Infographics by GenesisEcoFund: More than Cooperative Co-ops:
If Cooperation is the cornerstone to a better society, ecosystems are the foundation to a better humanity
The idea of co-operatives is not new, just as the concept of co-operation is as old as humanity itself. But is co-operation all we need to overcome the challenges facing humanity in the 21st Century?
Co-operation is a very human concept. It suggests not only an agreement, but a conscious choice: a decision to co-operate versus some other alternative (i.e. compete). This then not only makes it an aspect of higher-order thinking, it ends up in the mental frameworks of cost-benefit analysis, etc.
It turns out there is something even more fundamental, more primal and far more instinctive than cooperation. And as always, it is found at the heart of nature, ecological relationships and at the heart of every ecosystem.
Harmony and mutual symbiosis is the foundation and framework of all nature. Competition exists at multiple levels within this broader, superior framework, but since competition serves the whole in the big picture, it too then is an aspect of harmony and mutual symbiosis.
What is good for one organism is ALWAYS beneficial to the ecosystem as a whole. Unless that organism happens to be a human.
Human beings are the only species who do not comprehend this fundamental law of nature: that any action taken in the microcosm will be reflected in the macrocosm. Thus, any behaviour by any particular organism must be aligned with the goal of the macro ecological goal, or it must be discarded.
Now clearly, since harmony and mutually symbiotic relationships are everywhere in nature, right down to single-celled organisms, such harmony is spontaneous, instinctive, inherent…individual organisms do not exactly have a say in the matter.
The fact that human beings do have a say in the matter is precisely what is to blame for civilizations’ dismal track record of abhorrent environmental stewardship…or better put, our complete inability to respect and maintain a harmonious and mutually symbiotic relationship with the planet.
This, despite the fact that most humans comprehend the importance of cooperation.
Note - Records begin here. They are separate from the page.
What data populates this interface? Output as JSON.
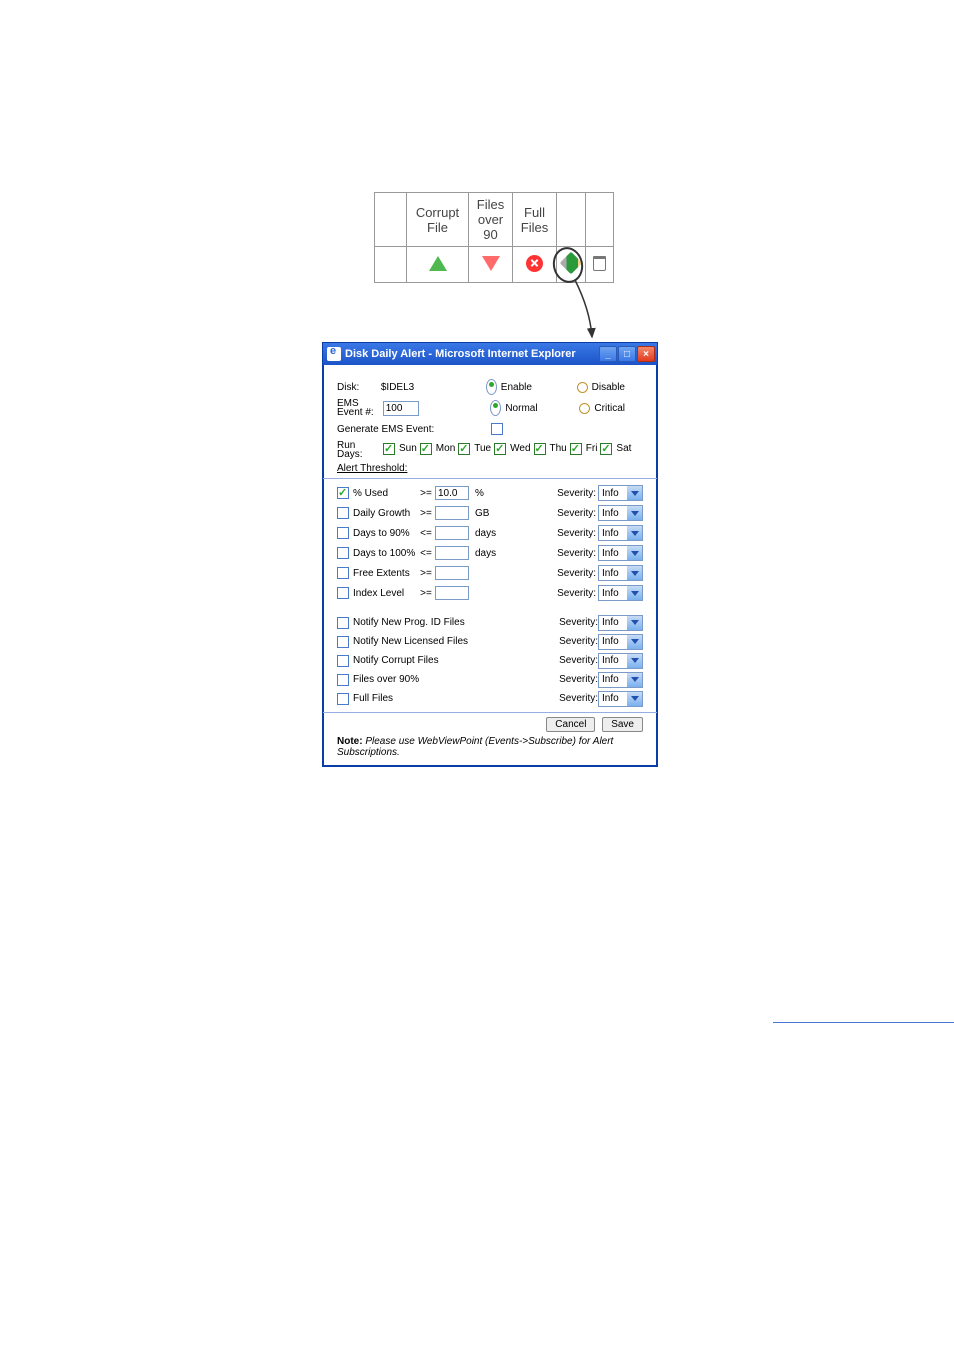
{
  "headerTable": {
    "cols": [
      "",
      "Corrupt File",
      "Files over 90",
      "Full Files",
      "",
      ""
    ],
    "icons": [
      "",
      "triangle-up-icon",
      "triangle-down-icon",
      "circled-x-icon",
      "pencil-icon",
      "trash-icon"
    ]
  },
  "window": {
    "title": "Disk Daily Alert - Microsoft Internet Explorer",
    "minimize": "_",
    "maximize": "□",
    "close": "×"
  },
  "form": {
    "disk_label": "Disk:",
    "disk_value": "$IDEL3",
    "enable": "Enable",
    "disable": "Disable",
    "ems_label": "EMS Event #:",
    "ems_value": "100",
    "normal": "Normal",
    "critical": "Critical",
    "gen_ems": "Generate EMS Event:",
    "run_days": "Run Days:",
    "days": [
      "Sun",
      "Mon",
      "Tue",
      "Wed",
      "Thu",
      "Fri",
      "Sat"
    ],
    "alert_threshold": "Alert Threshold:",
    "thresholds": [
      {
        "label": "% Used",
        "op": ">=",
        "val": "10.0",
        "unit": "%",
        "checked": true
      },
      {
        "label": "Daily Growth",
        "op": ">=",
        "val": "",
        "unit": "GB",
        "checked": false
      },
      {
        "label": "Days to 90%",
        "op": "<=",
        "val": "",
        "unit": "days",
        "checked": false
      },
      {
        "label": "Days to 100%",
        "op": "<=",
        "val": "",
        "unit": "days",
        "checked": false
      },
      {
        "label": "Free Extents",
        "op": ">=",
        "val": "",
        "unit": "",
        "checked": false
      },
      {
        "label": "Index Level",
        "op": ">=",
        "val": "",
        "unit": "",
        "checked": false
      }
    ],
    "notifies": [
      {
        "label": "Notify New Prog. ID Files"
      },
      {
        "label": "Notify New Licensed Files"
      },
      {
        "label": "Notify Corrupt Files"
      },
      {
        "label": "Files over 90%"
      },
      {
        "label": "Full Files"
      }
    ],
    "severity_label": "Severity:",
    "severity_value": "Info",
    "cancel": "Cancel",
    "save": "Save",
    "note_bold": "Note:",
    "note_text": " Please use WebViewPoint (Events->Subscribe) for Alert Subscriptions."
  }
}
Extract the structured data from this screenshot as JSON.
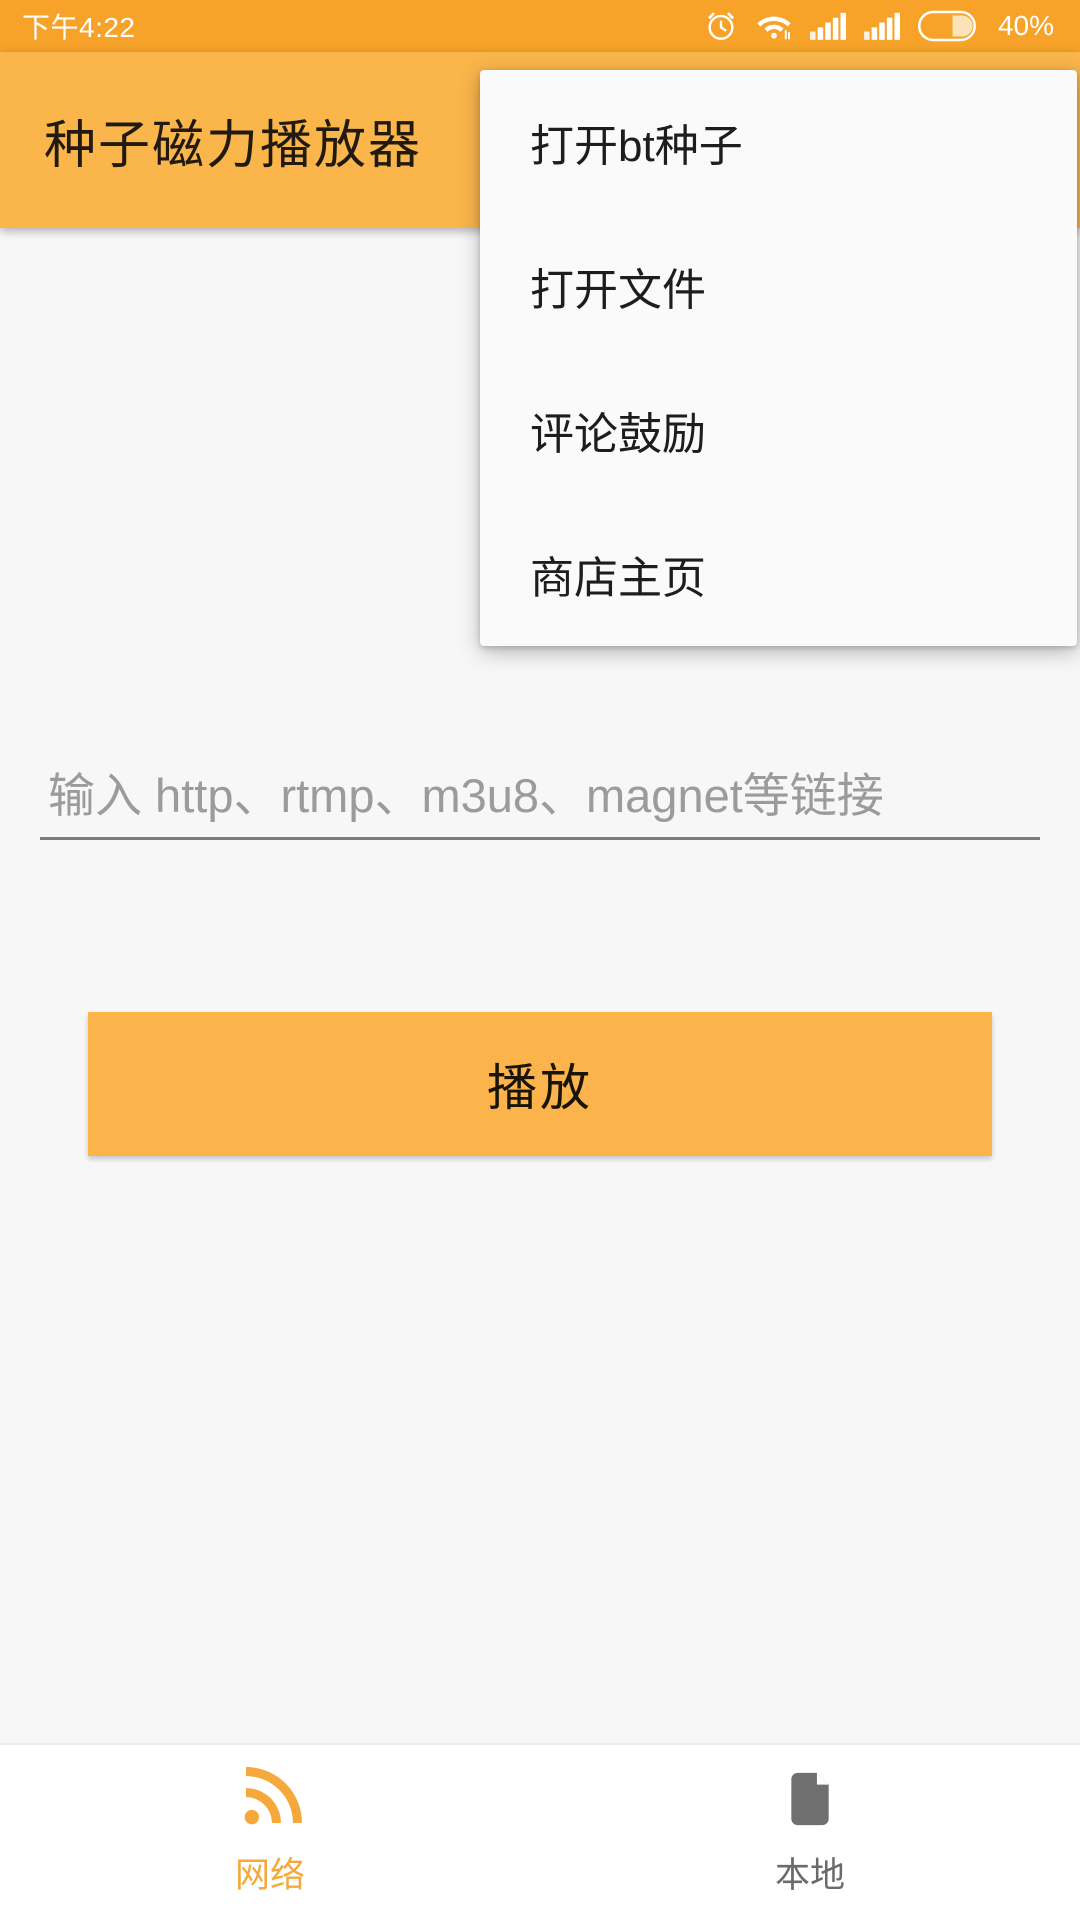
{
  "status_bar": {
    "time": "下午4:22",
    "battery_percent": "40%",
    "icons": [
      "alarm-icon",
      "wifi-icon",
      "signal-icon-1",
      "signal-icon-2",
      "battery-icon"
    ],
    "background_color": "#f7a32a",
    "text_color": "#ffffff"
  },
  "toolbar": {
    "title": "种子磁力播放器",
    "background_color": "#fab54b",
    "title_color": "#211a11"
  },
  "overflow_menu": {
    "visible": true,
    "background_color": "#fafafa",
    "items": [
      {
        "label": "打开bt种子"
      },
      {
        "label": "打开文件"
      },
      {
        "label": "评论鼓励"
      },
      {
        "label": "商店主页"
      }
    ]
  },
  "main": {
    "url_input": {
      "value": "",
      "placeholder": "输入 http、rtmp、m3u8、magnet等链接",
      "placeholder_color": "#9b9b9b",
      "underline_color": "#7c7c7c"
    },
    "play_button": {
      "label": "播放",
      "background_color": "#fbb34b",
      "label_color": "#191308"
    },
    "background_color": "#f7f7f7"
  },
  "bottom_nav": {
    "background_color": "#ffffff",
    "active_color": "#f5a93c",
    "inactive_color": "#6b6b6b",
    "tabs": [
      {
        "label": "网络",
        "icon": "rss-signal-icon",
        "active": true
      },
      {
        "label": "本地",
        "icon": "file-document-icon",
        "active": false
      }
    ]
  }
}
So what’s going on?
How is it that human beings have such a dismal relationship with the macro environment, despite having such a firm grasp of co-operation, particularly in our personal and professional relationships?
The answer comes back to the fact that co-operation is a limited human concept with a limited reach. Nature doesn’t function on cooperation, it functions on that more primal, instinctive, foundational thing…harmony and mutual symbiosis.
Humanity’s compulsion to cooperate with fellow humans when need be and exploit everything and everyone else has led to the total lack of comprehension of what harmony and mutual symbiosis actually is.
So here we have organizations called “Co-operatives” or “CO-Ops” who like to think of themselves as superior to typical for-profit enterprise. What gives them that sense of superiority—a kind of moral superiority, as it were—is precisely the fact that their actions in the world are more likely to be beneficial to individuals, community and society by virtue that their cornerstone is co-operation.
But sadly, when it comes to SUSTAINABILITY, co-ops are just as hamstrung as all other corporations and organizations…running around trying to apply this human-engineered system or that human-derived solution to problems which are INFINITELY MORE COMPLEX and FAR BEYOND THE REACH of human conceptions.
Even a Co-op, though theoretically positioned to do what is best for society, has no special advantage when it comes to sustainability, because nature cannot rely on its cornerstone of co-operation. Nature must function on something deeper, more foundational and infinitely more powerful than mere cooperation. Nature must have harmony and mutual symbiosis.
And now co-ops can have it too.
If co-operation is the foundation for a better society, then imagine what can be achieved with ecosystems? Imagine what happens when organizational culture is based on harmony and mutual symbiosis?
Just as the concept of co-operation leads to the co-op culture, stronger communities, and a better society; so too, ecosystems will lead to a culture of harmony and mutual symbiosis, true sustainability, and a better humanity—able to maintain harmonic and mutually symbiotic relationships with ecology and the planet.
As in the microcosm, so will it be in the macrocosm. Developing a harmonious and mutually symbiotic relationship with nature within the walls and halls of your organization, is what will inspire harmonious, symbiotic and bio-mimetic behaviours, innovations and solutions that truly work.
Take your co-op to the next level. That's what we mean by more cooperative co-ops.